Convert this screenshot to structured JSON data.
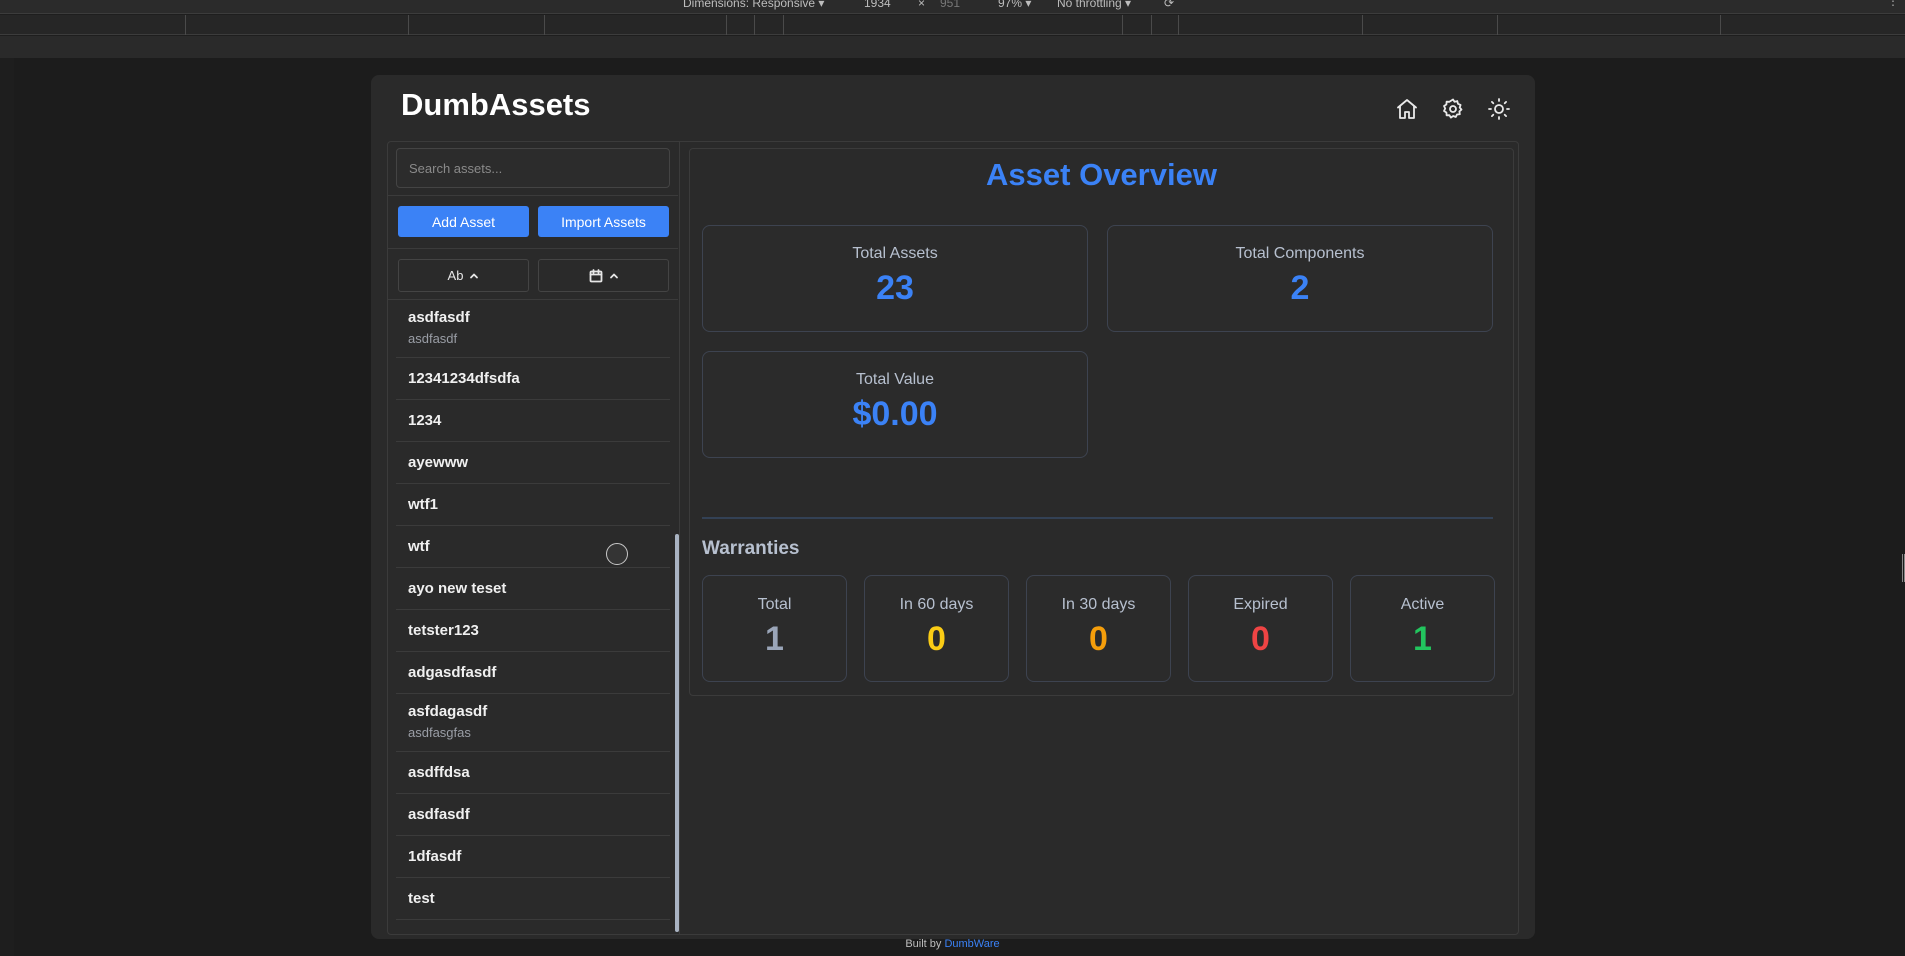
{
  "devtools": {
    "dimensions_label": "Dimensions: Responsive ▾",
    "width": "1934",
    "times": "×",
    "height": "951",
    "zoom": "97% ▾",
    "throttle": "No throttling ▾"
  },
  "app": {
    "title": "DumbAssets"
  },
  "header_icons": [
    "home-icon",
    "gear-icon",
    "sun-icon"
  ],
  "sidebar": {
    "search_placeholder": "Search assets...",
    "add_label": "Add Asset",
    "import_label": "Import Assets",
    "sort_name_label": "Ab",
    "assets": [
      {
        "name": "asdfasdf",
        "sub": "asdfasdf"
      },
      {
        "name": "12341234dfsdfa",
        "sub": ""
      },
      {
        "name": "1234",
        "sub": ""
      },
      {
        "name": "ayewww",
        "sub": ""
      },
      {
        "name": "wtf1",
        "sub": ""
      },
      {
        "name": "wtf",
        "sub": ""
      },
      {
        "name": "ayo new teset",
        "sub": ""
      },
      {
        "name": "tetster123",
        "sub": ""
      },
      {
        "name": "adgasdfasdf",
        "sub": ""
      },
      {
        "name": "asfdagasdf",
        "sub": "asdfasgfas"
      },
      {
        "name": "asdffdsa",
        "sub": ""
      },
      {
        "name": "asdfasdf",
        "sub": ""
      },
      {
        "name": "1dfasdf",
        "sub": ""
      },
      {
        "name": "test",
        "sub": ""
      }
    ]
  },
  "overview": {
    "title": "Asset Overview",
    "total_assets_label": "Total Assets",
    "total_assets": "23",
    "total_components_label": "Total Components",
    "total_components": "2",
    "total_value_label": "Total Value",
    "total_value": "$0.00"
  },
  "warranties": {
    "title": "Warranties",
    "cards": [
      {
        "label": "Total",
        "value": "1",
        "color": "#9aa5b8"
      },
      {
        "label": "In 60 days",
        "value": "0",
        "color": "#facc15"
      },
      {
        "label": "In 30 days",
        "value": "0",
        "color": "#f59e0b"
      },
      {
        "label": "Expired",
        "value": "0",
        "color": "#ef4444"
      },
      {
        "label": "Active",
        "value": "1",
        "color": "#22c55e"
      }
    ]
  },
  "footer": {
    "prefix": "Built by",
    "link": "DumbWare"
  }
}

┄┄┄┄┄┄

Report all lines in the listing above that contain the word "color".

        "color": "#9aa5b8"
        "color": "#facc15"
        "color": "#f59e0b"
        "color": "#ef4444"
        "color": "#22c55e"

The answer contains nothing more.